• _What is expected_
Copy each line from the entries that the word "mppclone" appears in.
Segment Open
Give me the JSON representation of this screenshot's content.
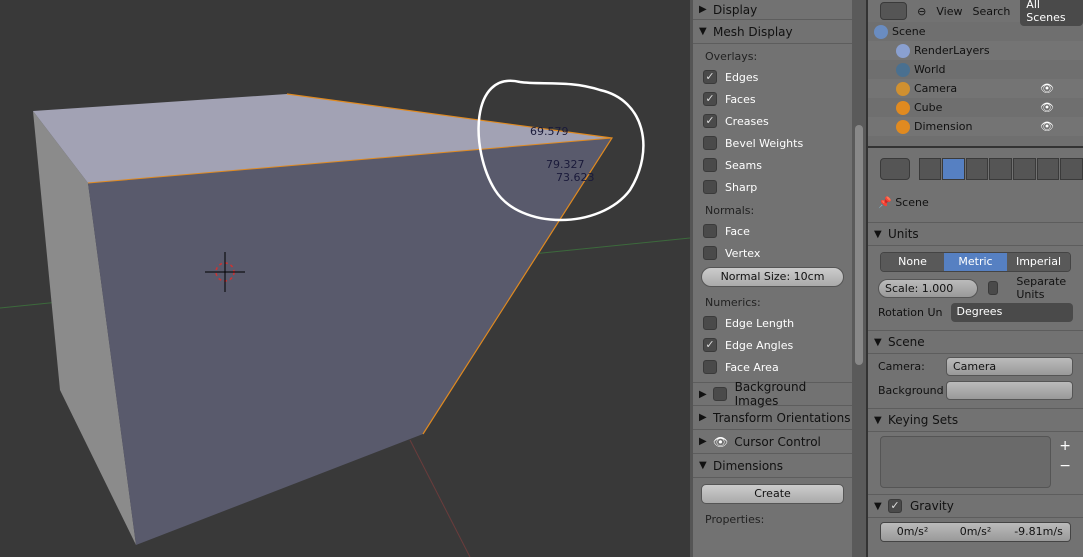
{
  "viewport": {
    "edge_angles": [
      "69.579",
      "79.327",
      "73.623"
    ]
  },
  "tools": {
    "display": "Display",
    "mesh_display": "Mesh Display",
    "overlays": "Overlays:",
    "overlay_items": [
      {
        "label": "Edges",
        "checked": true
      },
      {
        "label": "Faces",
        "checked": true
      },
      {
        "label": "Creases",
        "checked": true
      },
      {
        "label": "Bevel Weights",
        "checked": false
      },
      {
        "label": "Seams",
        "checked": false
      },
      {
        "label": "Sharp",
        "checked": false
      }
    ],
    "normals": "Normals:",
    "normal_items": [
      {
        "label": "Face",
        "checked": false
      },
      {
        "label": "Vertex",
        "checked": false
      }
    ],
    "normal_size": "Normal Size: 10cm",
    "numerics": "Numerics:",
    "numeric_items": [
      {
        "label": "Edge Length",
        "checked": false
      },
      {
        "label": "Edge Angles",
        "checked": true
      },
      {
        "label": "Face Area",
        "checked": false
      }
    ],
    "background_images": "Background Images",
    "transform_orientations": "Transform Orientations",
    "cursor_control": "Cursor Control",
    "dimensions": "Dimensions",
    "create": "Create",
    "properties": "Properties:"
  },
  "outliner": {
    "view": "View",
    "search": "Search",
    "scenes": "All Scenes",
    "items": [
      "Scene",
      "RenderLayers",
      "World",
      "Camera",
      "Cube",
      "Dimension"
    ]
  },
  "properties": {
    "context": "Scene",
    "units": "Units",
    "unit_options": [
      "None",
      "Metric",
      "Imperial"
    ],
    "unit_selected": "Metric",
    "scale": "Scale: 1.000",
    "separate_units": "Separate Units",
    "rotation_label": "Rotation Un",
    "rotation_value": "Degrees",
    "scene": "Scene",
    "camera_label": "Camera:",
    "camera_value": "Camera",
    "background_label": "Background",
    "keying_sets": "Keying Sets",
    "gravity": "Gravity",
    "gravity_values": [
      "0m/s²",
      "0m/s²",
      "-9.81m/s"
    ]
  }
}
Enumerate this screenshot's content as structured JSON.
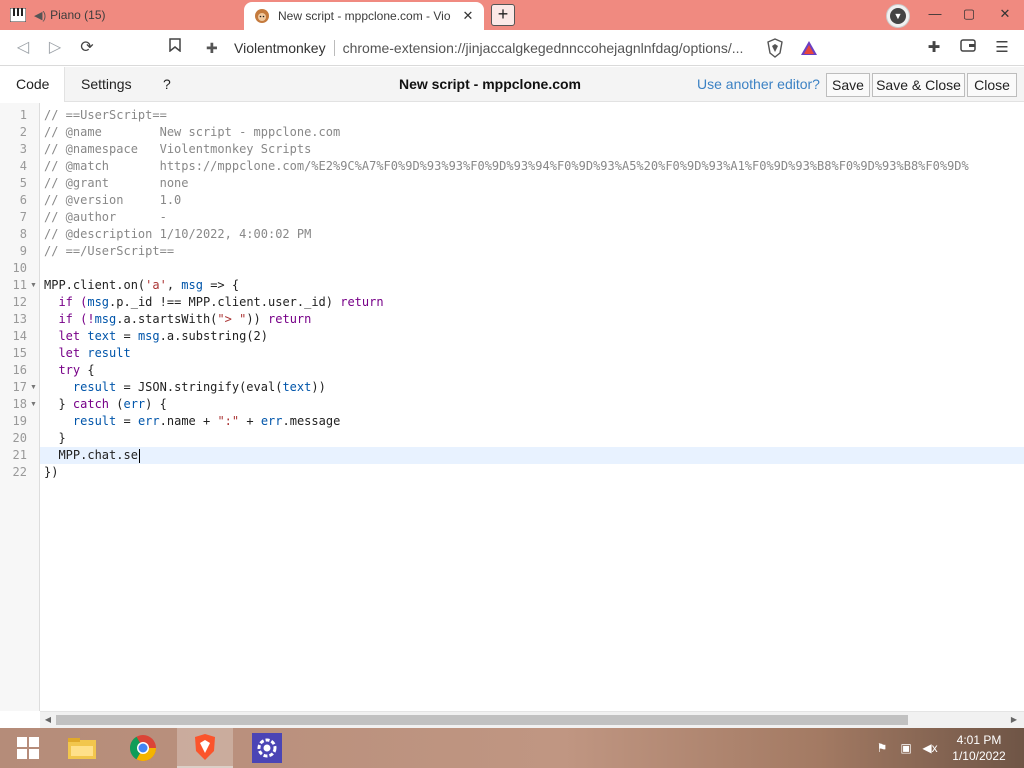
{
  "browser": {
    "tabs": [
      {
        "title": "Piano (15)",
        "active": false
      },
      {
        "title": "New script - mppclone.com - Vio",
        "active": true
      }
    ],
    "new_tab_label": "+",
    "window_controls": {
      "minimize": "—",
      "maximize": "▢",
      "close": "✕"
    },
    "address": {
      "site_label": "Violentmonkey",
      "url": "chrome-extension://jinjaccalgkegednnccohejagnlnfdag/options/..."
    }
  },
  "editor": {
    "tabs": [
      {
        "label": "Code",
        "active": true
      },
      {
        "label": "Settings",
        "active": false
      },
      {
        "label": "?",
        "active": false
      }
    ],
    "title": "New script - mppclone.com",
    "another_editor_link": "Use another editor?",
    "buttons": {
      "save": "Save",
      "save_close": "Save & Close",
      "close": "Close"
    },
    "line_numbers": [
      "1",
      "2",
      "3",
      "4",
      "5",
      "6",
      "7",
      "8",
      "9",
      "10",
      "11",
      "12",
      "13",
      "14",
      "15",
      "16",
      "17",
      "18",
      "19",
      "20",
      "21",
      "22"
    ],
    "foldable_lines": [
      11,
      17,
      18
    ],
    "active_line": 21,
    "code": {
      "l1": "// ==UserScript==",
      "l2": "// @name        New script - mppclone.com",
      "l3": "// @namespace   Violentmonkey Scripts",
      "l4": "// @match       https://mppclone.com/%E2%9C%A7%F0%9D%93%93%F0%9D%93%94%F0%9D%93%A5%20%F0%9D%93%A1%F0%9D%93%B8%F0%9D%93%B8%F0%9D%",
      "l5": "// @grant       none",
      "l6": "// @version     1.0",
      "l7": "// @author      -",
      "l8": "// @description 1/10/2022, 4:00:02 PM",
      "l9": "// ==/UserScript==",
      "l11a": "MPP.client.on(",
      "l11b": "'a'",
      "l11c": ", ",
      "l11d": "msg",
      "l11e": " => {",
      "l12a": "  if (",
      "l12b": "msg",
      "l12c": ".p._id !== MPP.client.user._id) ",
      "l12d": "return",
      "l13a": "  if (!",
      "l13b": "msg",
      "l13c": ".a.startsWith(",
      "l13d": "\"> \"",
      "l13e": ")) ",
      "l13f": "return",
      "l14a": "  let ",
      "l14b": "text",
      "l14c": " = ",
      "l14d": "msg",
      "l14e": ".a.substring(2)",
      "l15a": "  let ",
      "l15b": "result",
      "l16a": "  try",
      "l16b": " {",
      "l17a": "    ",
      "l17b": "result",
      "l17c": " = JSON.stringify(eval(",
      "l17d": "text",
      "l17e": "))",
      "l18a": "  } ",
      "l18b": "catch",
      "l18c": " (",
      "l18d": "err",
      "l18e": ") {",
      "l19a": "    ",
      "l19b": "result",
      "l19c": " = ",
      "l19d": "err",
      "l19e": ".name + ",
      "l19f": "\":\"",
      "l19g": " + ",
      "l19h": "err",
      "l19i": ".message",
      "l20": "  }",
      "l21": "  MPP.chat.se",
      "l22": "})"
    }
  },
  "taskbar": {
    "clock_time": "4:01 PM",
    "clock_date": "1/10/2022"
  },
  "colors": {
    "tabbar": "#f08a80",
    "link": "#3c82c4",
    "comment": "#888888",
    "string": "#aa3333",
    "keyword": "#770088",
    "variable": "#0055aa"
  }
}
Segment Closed
• _Response for this exercise_
        "title": "New script - mppclone.com - Vio",
    "title": "New script - mppclone.com",
      "l2": "// @name        New script - mppclone.com",
      "l4": "// @match       https://mppclone.com/%E2%9C%A7%F0%9D%93%93%F0%9D%93%94%F0%9D%93%A5%20%F0%9D%93%A1%F0%9D%93%B8%F0%9D%93%B8%F0%9D%",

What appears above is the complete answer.